DATA:
....

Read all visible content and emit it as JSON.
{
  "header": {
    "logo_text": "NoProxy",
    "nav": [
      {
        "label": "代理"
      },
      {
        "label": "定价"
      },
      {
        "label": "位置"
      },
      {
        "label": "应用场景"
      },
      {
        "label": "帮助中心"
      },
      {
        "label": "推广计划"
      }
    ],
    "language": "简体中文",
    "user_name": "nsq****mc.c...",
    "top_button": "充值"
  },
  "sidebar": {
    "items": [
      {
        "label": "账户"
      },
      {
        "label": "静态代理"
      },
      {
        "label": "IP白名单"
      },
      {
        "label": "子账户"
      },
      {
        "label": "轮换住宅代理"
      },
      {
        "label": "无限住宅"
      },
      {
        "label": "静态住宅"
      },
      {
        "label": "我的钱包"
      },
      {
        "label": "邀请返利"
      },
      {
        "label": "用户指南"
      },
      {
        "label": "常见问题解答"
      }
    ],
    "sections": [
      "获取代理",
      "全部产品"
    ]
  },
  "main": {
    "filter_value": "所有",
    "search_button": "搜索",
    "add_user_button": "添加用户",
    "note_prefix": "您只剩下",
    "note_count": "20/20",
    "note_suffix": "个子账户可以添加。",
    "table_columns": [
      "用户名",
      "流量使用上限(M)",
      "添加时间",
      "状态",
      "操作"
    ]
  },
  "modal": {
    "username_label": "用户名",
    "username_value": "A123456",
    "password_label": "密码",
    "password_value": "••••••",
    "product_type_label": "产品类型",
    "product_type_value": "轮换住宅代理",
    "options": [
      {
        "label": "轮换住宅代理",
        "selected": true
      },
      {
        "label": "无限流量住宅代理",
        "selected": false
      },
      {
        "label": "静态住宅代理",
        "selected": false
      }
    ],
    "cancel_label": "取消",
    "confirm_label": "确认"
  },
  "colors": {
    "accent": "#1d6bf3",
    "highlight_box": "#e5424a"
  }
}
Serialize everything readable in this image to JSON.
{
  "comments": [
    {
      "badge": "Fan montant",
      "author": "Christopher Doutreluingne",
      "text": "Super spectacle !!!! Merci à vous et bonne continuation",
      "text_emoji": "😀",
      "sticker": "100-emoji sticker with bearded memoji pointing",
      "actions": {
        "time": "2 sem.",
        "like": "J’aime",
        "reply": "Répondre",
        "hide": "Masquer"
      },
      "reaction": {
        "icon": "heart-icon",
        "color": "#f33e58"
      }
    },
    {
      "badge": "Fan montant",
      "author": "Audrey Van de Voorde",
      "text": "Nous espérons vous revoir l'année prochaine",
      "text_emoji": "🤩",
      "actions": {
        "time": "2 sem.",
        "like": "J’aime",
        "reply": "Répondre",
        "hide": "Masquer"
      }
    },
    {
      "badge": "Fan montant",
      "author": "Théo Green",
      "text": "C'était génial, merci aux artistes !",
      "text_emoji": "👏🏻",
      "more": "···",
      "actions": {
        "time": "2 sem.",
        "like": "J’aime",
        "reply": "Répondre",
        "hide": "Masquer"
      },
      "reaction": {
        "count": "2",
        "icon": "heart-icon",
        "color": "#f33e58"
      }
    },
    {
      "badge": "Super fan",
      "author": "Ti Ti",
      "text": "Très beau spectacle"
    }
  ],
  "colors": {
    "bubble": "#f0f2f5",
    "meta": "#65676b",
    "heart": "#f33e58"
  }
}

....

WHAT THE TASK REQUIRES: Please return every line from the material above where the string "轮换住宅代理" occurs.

SOLUTION:
        "label": "轮换住宅代理"
    "product_type_value": "轮换住宅代理",
        "label": "轮换住宅代理",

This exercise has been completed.